Each line containing the word "sorted" must be copied from the material below.

++++ Stored data

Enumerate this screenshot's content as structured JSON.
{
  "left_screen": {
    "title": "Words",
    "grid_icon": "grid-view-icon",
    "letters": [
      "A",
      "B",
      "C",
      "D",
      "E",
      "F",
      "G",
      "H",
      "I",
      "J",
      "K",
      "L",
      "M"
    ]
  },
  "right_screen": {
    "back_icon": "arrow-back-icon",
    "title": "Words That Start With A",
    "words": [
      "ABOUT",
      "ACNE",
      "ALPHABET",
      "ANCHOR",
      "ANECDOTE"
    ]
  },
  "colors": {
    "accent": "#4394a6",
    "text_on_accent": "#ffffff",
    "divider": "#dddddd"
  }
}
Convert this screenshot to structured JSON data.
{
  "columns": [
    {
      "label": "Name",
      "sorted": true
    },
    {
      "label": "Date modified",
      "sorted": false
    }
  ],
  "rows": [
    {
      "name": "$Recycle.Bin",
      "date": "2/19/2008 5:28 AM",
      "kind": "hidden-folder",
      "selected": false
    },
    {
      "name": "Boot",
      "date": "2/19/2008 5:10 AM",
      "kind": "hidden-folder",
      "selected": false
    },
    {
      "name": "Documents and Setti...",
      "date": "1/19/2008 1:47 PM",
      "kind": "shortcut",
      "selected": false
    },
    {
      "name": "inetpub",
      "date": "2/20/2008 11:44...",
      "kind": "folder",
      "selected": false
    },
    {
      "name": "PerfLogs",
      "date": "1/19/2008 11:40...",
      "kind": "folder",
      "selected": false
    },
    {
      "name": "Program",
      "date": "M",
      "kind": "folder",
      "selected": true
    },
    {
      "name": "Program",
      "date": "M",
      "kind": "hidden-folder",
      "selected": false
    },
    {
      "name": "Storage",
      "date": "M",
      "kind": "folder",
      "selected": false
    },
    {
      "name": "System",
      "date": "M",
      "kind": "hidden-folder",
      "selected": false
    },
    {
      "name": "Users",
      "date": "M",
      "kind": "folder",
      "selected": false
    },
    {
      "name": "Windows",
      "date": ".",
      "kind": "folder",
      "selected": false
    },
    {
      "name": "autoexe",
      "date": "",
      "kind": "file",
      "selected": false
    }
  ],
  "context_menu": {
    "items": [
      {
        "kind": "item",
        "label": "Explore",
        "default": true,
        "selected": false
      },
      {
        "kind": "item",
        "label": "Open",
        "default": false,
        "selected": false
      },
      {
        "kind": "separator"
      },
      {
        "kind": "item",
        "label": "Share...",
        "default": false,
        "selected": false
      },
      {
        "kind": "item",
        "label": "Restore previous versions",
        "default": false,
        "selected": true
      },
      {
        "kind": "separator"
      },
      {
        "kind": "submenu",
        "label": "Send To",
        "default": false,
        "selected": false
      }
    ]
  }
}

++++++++
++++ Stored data

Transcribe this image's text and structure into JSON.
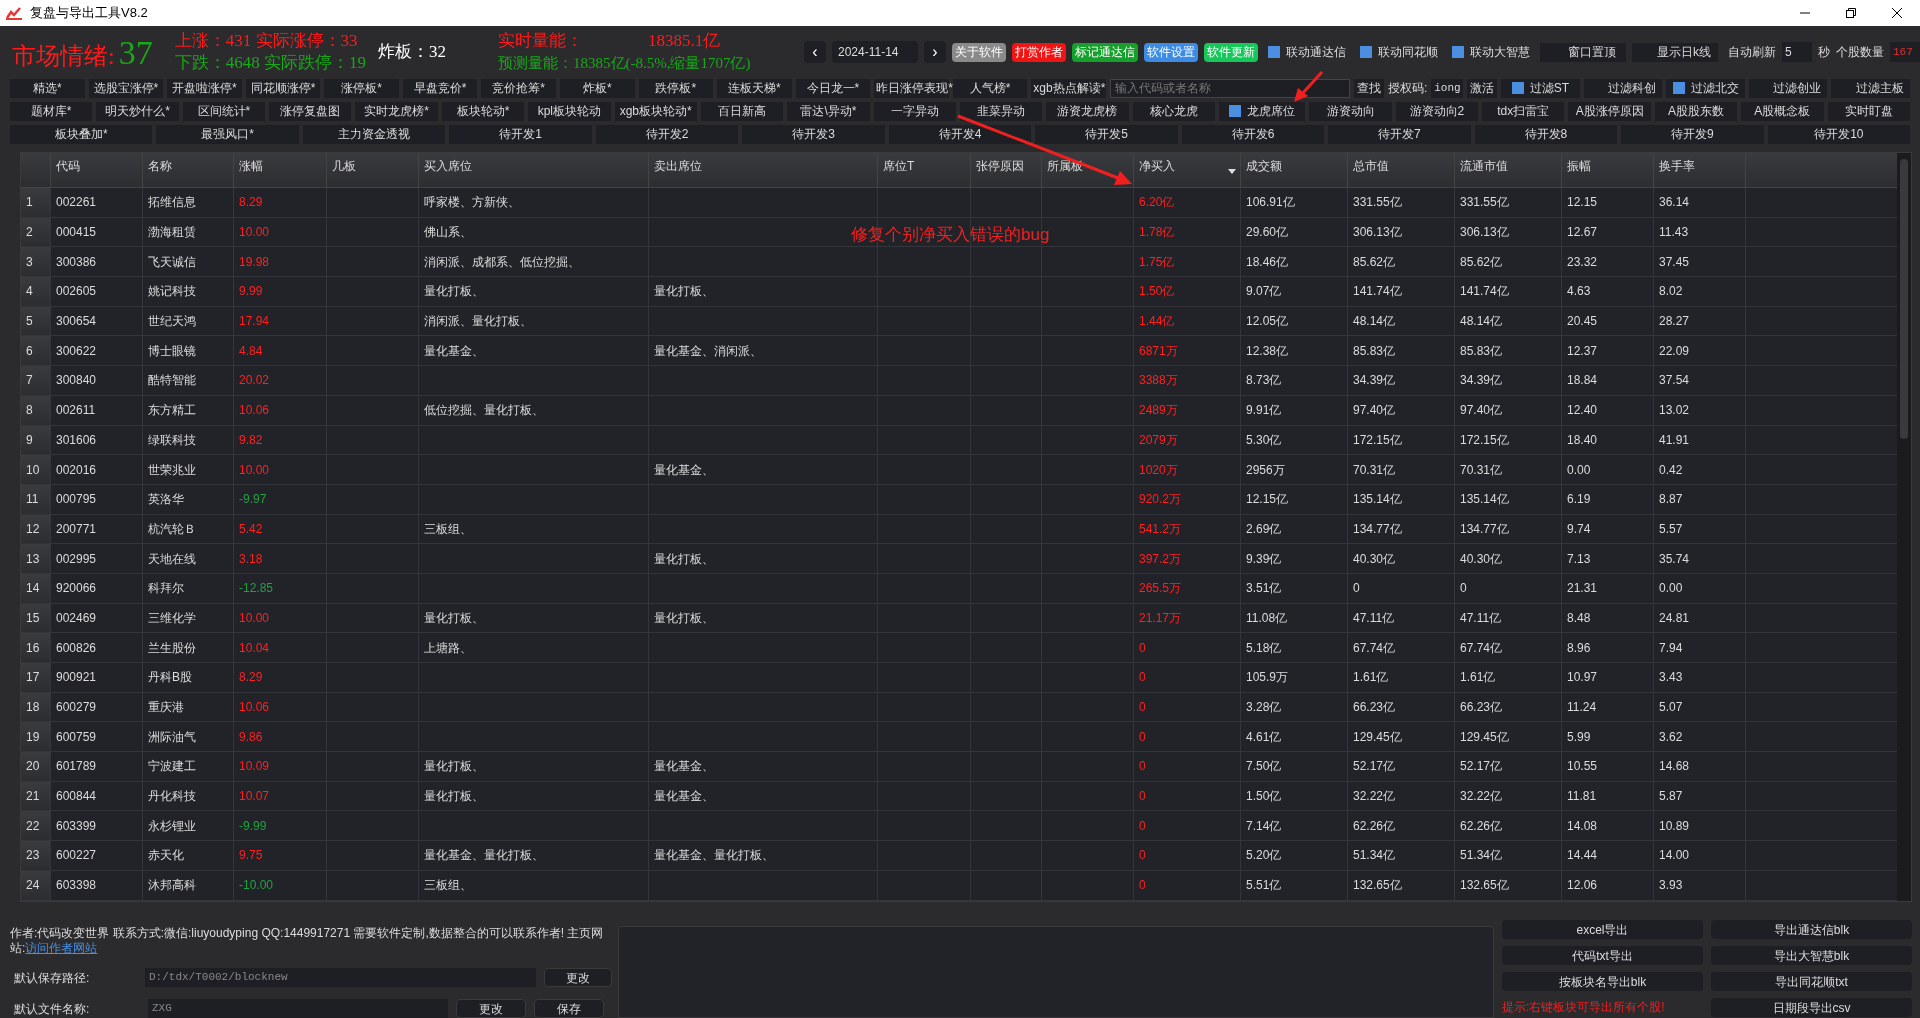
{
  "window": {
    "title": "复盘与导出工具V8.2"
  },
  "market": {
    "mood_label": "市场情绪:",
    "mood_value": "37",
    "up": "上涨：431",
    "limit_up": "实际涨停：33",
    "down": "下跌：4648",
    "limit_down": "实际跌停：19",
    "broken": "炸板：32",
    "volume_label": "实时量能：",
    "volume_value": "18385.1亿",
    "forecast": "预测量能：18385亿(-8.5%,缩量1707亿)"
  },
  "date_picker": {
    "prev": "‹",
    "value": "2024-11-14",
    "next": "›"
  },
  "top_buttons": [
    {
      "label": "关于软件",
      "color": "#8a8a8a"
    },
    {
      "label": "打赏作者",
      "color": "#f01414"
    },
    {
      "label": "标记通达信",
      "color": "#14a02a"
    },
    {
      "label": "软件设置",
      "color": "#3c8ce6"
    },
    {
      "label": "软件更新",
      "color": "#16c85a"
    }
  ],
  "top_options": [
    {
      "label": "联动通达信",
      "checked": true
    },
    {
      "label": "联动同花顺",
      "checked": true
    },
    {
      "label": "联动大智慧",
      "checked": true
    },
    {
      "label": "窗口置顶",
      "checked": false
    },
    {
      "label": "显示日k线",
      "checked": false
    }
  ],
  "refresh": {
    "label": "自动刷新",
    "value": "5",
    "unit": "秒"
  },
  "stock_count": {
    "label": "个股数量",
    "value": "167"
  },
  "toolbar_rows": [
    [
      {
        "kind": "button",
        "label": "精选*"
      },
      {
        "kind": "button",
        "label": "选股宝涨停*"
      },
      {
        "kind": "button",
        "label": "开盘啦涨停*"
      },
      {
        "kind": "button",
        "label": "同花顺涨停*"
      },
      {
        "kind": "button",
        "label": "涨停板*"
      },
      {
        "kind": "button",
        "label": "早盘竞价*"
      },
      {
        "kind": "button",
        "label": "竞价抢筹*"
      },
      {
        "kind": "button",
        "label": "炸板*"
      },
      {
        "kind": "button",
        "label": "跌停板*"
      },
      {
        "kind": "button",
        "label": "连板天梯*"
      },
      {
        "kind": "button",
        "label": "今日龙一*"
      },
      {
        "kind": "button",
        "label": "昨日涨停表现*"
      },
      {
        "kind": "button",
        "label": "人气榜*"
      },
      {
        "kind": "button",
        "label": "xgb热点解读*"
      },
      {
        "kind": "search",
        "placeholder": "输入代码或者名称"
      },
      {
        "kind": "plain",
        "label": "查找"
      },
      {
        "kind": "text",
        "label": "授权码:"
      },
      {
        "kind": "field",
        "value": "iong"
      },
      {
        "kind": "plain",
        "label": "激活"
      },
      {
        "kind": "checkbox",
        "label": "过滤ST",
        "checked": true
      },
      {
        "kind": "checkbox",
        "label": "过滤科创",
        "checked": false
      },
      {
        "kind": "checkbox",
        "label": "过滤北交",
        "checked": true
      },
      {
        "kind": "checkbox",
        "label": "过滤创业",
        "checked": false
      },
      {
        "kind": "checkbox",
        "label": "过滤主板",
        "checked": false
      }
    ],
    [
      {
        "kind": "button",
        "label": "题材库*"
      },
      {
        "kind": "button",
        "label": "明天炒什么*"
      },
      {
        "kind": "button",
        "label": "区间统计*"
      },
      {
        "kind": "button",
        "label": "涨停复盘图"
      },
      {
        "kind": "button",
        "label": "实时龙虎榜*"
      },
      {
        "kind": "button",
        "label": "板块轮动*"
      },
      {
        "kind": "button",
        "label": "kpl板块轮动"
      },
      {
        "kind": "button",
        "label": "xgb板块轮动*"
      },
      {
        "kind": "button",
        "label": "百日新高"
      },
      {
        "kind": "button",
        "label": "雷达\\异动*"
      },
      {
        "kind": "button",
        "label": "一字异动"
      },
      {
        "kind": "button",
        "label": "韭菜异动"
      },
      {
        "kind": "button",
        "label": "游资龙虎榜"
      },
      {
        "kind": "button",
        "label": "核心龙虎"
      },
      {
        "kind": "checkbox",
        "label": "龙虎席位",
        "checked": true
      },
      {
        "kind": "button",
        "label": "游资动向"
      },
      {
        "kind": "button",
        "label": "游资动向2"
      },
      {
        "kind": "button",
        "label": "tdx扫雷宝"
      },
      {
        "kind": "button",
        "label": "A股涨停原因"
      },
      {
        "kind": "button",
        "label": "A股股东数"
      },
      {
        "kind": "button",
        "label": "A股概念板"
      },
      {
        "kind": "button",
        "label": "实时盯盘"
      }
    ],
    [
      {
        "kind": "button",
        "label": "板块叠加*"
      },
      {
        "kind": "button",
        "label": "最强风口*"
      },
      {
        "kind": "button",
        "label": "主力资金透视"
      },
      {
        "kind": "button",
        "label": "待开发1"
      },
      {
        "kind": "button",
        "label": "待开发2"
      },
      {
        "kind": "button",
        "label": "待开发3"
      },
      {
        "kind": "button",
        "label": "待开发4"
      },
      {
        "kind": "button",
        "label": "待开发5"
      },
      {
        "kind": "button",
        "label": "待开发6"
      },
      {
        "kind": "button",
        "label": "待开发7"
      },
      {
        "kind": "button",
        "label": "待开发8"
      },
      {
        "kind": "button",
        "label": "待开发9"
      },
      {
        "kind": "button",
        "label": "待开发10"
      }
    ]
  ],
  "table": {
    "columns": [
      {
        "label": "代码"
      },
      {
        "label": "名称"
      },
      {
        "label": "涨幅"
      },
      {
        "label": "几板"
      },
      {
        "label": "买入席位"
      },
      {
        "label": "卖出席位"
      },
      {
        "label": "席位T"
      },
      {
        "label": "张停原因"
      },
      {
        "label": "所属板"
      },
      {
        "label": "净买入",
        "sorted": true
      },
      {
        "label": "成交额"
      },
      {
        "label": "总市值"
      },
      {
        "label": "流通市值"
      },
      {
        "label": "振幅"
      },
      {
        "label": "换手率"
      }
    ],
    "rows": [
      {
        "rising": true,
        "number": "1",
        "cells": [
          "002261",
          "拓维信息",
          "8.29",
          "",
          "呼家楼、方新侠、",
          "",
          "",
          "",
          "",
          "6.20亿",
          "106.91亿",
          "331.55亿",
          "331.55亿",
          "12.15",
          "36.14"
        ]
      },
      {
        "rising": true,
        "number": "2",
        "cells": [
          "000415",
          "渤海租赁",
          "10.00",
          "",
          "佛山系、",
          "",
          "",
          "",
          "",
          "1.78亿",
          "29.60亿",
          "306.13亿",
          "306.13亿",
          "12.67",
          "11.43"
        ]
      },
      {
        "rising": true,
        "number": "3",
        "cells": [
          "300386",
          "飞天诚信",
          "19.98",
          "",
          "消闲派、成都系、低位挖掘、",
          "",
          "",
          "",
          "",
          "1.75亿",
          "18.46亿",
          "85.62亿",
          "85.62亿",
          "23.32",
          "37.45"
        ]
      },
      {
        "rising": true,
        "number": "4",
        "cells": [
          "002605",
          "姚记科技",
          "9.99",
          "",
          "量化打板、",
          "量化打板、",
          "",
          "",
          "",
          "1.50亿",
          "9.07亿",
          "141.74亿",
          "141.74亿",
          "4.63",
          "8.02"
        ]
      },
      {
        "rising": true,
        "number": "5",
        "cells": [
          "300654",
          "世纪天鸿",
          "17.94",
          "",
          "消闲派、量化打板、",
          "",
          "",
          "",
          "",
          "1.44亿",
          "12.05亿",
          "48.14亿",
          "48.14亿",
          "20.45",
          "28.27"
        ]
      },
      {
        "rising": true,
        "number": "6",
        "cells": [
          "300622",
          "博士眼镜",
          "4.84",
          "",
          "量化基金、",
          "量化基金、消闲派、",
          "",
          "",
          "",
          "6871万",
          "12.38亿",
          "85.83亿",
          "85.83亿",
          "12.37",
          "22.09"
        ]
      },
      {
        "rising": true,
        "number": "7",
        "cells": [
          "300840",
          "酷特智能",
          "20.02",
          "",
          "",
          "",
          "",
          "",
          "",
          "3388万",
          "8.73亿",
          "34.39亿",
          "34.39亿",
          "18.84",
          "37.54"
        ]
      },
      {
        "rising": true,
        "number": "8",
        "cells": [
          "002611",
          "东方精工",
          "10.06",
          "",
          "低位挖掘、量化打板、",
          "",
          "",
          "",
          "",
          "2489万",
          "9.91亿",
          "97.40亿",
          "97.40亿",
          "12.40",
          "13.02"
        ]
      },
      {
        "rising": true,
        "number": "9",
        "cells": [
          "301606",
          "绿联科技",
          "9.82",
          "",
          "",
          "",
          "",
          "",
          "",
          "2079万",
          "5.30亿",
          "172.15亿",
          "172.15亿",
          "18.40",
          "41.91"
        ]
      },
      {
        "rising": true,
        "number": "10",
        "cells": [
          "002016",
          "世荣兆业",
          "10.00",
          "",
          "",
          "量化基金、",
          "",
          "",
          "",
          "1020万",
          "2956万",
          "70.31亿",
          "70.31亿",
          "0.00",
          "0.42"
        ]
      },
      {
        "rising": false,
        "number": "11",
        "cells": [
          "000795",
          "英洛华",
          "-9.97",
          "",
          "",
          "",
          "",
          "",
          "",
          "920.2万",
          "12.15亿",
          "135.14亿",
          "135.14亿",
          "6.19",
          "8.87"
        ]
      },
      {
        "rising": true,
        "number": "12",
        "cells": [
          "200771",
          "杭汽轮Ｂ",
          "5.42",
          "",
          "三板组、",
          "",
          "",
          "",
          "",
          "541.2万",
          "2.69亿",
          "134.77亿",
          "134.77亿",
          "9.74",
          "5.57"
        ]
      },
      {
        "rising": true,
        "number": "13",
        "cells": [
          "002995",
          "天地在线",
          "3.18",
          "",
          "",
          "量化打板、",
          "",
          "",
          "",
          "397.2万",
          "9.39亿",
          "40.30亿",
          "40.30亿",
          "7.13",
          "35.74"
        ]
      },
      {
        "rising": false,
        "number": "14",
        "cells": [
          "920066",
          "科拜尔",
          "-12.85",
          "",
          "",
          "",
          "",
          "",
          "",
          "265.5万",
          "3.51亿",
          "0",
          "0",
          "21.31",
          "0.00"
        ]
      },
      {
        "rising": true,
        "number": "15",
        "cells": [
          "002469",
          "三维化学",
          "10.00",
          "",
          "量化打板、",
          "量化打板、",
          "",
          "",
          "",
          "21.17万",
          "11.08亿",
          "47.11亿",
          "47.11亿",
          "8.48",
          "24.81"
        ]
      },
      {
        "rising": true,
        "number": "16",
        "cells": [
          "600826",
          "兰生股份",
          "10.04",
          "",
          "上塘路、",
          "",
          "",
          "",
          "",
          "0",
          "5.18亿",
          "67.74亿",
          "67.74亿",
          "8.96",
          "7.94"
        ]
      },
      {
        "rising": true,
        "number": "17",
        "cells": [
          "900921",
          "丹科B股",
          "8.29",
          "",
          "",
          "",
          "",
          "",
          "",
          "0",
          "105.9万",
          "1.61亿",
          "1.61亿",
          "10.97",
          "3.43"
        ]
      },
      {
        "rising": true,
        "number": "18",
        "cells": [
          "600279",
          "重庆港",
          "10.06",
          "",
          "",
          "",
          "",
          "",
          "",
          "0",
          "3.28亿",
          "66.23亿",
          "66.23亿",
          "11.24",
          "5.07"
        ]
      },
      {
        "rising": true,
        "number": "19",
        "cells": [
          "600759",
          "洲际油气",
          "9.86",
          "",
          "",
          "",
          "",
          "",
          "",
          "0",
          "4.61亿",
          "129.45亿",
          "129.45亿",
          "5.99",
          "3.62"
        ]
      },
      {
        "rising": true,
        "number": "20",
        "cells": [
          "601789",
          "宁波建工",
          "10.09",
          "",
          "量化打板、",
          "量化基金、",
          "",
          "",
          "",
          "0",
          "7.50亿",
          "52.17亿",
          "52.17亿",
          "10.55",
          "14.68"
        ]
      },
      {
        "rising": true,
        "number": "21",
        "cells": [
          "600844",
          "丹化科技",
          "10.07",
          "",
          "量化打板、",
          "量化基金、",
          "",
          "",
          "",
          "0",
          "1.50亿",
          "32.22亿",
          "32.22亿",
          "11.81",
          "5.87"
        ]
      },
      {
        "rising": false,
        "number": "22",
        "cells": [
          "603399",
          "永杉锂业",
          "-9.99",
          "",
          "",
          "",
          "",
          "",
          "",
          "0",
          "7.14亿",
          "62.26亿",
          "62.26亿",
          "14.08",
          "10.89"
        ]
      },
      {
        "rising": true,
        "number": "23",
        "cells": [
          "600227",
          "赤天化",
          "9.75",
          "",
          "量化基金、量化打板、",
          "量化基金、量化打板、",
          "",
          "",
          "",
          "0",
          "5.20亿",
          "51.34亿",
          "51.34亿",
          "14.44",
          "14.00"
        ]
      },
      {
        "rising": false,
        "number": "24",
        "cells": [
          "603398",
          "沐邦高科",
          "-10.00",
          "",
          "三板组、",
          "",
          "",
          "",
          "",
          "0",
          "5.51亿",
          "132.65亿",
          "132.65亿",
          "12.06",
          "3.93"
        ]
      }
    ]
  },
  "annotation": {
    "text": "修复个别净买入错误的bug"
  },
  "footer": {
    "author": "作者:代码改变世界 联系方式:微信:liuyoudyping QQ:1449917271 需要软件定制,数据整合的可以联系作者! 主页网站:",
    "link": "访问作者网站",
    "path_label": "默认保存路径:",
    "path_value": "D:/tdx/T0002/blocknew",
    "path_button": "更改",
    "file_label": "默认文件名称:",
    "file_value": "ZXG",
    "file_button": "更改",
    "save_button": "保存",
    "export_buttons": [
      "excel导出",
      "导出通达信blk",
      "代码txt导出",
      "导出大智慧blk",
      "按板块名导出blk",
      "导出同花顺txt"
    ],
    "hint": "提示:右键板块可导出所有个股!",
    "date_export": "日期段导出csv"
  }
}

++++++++

• Response area:
      "sorted": true
      "sorted": false
        "sorted": true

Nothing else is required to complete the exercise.